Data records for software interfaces
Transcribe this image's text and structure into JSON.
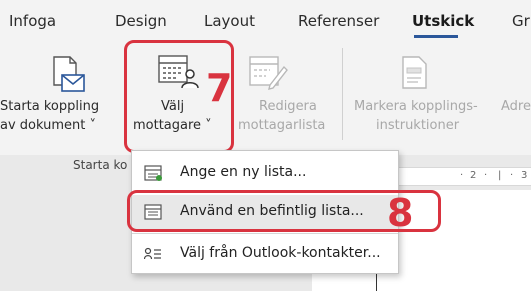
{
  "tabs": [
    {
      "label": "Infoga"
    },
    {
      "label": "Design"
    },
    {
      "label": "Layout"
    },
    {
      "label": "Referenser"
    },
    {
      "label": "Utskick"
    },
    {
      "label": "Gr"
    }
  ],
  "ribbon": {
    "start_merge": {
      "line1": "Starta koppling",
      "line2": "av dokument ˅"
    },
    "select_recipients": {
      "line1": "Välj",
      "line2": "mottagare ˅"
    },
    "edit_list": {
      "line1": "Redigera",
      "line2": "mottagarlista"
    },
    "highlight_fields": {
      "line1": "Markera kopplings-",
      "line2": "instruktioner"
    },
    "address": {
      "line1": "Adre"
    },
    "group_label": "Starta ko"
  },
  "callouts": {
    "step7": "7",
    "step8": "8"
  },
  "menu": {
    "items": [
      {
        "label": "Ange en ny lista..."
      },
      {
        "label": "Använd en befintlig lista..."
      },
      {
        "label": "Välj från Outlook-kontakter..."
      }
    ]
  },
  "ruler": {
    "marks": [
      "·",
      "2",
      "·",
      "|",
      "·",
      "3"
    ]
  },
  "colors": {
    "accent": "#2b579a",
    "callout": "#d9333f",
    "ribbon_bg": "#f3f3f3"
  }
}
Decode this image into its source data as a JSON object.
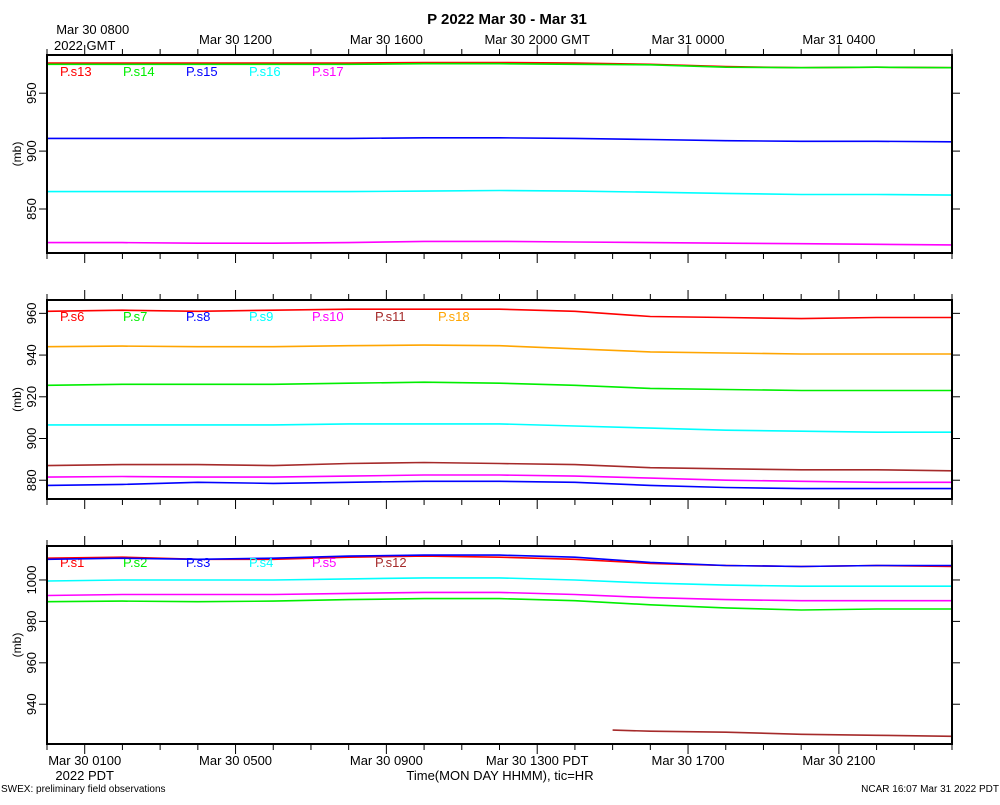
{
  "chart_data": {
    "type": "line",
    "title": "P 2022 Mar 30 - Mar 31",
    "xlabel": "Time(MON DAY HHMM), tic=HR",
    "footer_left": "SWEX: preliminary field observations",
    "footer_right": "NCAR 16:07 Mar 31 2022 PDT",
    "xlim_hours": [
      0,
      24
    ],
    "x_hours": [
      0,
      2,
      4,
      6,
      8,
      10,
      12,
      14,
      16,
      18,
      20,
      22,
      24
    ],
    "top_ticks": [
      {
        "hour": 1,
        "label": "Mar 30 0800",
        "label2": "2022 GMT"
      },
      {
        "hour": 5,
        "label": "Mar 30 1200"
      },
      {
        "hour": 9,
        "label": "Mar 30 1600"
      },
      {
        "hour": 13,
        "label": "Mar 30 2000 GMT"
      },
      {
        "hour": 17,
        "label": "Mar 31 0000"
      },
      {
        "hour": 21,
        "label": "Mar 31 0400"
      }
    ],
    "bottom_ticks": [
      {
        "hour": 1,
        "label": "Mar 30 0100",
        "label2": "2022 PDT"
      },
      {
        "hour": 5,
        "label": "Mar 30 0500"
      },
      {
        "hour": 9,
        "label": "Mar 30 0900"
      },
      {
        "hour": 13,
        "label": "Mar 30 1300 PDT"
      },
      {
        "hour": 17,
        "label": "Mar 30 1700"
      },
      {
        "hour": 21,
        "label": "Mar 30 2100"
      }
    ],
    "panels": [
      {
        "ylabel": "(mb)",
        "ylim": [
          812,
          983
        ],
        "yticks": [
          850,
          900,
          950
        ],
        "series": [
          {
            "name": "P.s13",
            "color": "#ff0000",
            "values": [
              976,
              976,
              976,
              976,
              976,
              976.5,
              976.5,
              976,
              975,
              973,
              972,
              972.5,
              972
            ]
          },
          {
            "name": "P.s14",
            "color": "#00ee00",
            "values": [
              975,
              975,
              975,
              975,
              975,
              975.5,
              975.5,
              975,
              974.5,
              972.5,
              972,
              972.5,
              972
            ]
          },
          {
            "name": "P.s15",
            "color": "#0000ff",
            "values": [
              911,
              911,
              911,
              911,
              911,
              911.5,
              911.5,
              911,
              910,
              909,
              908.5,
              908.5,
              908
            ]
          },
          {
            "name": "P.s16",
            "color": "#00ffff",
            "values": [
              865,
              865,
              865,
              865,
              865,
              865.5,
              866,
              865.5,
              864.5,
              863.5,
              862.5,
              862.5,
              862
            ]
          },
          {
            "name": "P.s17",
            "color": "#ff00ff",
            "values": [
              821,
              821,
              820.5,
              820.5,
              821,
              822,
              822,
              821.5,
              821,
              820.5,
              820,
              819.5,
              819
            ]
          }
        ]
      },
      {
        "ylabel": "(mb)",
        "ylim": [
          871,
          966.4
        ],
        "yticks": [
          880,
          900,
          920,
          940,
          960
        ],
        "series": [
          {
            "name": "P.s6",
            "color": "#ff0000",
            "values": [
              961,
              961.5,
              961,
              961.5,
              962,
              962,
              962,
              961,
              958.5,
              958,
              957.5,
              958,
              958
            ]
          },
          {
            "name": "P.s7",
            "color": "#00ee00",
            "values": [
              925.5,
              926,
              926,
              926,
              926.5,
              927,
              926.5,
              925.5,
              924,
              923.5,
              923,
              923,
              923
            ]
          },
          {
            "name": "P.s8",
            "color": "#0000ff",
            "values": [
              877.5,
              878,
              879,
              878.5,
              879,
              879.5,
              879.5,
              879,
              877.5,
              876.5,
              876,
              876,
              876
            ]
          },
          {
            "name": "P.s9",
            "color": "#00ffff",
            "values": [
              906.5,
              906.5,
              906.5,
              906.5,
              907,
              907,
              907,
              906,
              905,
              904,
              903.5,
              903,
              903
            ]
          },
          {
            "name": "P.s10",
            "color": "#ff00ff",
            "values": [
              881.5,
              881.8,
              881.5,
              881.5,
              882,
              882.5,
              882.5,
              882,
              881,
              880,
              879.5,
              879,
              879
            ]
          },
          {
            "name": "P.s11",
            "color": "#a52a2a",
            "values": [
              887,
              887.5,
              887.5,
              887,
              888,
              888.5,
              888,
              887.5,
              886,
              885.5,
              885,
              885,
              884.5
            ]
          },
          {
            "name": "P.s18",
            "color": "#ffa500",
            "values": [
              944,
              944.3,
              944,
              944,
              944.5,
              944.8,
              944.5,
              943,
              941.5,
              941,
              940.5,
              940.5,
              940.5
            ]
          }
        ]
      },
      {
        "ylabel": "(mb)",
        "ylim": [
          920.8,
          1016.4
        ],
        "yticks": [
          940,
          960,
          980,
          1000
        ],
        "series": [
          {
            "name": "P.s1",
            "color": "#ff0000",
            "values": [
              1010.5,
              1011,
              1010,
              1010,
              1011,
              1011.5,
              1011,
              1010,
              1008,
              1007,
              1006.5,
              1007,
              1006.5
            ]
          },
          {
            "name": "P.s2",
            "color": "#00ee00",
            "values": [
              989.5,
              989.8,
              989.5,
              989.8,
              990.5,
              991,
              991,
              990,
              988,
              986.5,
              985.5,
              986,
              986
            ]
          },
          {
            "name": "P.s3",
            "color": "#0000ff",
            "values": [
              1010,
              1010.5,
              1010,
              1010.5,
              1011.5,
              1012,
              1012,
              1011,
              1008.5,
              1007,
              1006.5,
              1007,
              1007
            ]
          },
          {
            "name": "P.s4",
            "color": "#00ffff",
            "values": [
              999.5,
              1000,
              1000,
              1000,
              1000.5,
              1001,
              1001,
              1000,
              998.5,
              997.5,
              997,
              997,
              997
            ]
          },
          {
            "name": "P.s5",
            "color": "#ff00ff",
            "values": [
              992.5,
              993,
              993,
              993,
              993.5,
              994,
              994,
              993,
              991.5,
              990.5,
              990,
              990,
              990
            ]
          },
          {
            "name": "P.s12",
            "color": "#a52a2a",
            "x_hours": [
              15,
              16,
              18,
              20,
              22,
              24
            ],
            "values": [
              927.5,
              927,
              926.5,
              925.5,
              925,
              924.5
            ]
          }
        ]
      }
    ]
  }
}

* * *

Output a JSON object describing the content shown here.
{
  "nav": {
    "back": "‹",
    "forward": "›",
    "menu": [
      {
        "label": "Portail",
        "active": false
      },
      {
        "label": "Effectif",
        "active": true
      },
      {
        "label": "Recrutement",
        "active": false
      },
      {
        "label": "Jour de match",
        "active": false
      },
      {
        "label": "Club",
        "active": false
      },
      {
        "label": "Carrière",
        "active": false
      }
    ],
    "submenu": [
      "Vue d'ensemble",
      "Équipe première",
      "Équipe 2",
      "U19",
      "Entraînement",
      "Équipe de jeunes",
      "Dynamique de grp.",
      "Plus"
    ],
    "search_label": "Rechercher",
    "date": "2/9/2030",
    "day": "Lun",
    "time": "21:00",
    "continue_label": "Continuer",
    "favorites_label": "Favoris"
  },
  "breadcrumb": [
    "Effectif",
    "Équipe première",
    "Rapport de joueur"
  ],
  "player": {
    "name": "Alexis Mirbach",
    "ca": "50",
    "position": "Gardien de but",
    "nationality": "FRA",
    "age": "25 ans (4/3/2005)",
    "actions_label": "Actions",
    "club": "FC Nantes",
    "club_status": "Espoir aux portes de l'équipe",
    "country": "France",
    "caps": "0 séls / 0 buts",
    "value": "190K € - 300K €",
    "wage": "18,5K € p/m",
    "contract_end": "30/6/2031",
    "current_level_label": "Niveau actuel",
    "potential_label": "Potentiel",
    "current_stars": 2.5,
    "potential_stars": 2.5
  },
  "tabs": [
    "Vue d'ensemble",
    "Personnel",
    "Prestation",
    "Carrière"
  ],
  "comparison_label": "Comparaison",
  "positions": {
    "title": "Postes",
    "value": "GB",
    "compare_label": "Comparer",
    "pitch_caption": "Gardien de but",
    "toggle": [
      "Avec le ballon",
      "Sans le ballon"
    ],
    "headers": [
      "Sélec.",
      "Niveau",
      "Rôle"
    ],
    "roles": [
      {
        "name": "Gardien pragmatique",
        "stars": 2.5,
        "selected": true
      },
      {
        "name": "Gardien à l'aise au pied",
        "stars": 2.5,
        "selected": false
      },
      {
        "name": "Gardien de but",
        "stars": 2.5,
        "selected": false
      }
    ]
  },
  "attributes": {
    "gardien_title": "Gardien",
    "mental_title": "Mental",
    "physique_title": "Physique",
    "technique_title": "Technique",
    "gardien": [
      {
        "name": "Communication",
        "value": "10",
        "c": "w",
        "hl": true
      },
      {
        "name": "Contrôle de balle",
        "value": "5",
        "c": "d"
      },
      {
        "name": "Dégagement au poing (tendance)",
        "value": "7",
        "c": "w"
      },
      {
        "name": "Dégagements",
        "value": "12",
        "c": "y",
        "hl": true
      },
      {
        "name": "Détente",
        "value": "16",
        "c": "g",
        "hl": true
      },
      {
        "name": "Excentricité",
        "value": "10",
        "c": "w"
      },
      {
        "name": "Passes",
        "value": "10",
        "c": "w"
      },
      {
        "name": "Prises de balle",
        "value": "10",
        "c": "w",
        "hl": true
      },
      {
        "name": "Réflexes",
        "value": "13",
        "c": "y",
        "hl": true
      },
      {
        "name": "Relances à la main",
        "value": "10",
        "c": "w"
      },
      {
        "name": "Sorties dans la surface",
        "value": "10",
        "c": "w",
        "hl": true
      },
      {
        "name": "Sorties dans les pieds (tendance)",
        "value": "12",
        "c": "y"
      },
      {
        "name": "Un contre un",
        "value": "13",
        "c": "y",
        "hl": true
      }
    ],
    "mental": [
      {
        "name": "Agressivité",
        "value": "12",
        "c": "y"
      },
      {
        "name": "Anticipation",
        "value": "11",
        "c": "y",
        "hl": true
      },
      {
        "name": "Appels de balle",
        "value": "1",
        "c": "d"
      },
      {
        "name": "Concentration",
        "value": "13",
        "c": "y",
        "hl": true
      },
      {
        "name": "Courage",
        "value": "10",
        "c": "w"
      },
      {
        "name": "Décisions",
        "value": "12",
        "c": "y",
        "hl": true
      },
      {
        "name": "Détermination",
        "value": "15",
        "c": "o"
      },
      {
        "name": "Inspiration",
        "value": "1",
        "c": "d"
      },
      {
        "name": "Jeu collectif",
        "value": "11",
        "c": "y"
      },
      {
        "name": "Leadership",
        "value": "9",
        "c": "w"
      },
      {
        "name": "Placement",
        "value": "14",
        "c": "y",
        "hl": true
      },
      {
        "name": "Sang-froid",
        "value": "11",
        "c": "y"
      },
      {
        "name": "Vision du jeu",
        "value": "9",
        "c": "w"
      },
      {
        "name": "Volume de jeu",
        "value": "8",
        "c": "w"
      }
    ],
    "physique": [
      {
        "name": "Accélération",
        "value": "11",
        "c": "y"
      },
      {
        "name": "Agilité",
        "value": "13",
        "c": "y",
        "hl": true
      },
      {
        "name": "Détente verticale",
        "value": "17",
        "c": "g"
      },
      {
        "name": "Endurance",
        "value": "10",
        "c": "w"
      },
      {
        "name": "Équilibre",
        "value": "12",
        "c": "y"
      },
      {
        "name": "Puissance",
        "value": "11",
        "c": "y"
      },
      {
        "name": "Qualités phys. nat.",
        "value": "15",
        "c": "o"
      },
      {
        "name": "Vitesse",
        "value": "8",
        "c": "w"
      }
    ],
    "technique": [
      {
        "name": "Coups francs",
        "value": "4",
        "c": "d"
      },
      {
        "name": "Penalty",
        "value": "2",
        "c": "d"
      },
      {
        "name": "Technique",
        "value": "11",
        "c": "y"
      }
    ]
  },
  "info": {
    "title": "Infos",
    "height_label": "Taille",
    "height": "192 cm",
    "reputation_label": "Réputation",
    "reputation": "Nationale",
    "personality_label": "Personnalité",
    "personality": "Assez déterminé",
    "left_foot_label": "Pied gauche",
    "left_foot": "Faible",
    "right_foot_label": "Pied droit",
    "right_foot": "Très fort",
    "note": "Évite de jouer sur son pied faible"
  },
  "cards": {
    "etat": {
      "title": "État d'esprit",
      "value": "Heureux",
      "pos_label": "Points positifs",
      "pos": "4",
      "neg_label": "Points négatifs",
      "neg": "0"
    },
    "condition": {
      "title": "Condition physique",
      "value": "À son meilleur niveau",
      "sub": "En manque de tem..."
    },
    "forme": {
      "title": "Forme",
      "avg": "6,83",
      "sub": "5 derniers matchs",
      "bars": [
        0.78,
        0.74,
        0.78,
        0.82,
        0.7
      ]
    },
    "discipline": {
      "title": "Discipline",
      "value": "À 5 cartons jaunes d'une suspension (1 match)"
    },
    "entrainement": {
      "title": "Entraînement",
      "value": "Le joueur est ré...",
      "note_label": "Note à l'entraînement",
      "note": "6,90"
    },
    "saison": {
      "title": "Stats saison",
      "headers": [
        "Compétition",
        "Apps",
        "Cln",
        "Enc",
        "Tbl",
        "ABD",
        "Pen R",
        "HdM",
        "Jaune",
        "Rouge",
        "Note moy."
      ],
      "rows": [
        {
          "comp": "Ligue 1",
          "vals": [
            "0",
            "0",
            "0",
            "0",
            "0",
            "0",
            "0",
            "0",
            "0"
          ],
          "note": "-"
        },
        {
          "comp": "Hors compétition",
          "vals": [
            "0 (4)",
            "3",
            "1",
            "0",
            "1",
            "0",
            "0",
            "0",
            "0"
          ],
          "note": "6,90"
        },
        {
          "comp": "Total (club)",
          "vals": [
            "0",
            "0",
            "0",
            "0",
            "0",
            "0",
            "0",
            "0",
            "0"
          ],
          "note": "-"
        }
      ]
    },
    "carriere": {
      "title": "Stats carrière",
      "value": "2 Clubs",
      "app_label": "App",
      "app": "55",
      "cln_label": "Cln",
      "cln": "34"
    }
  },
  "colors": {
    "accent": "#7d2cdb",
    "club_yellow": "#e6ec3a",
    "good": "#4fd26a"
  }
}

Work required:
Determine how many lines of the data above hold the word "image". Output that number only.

Solved exercise:
2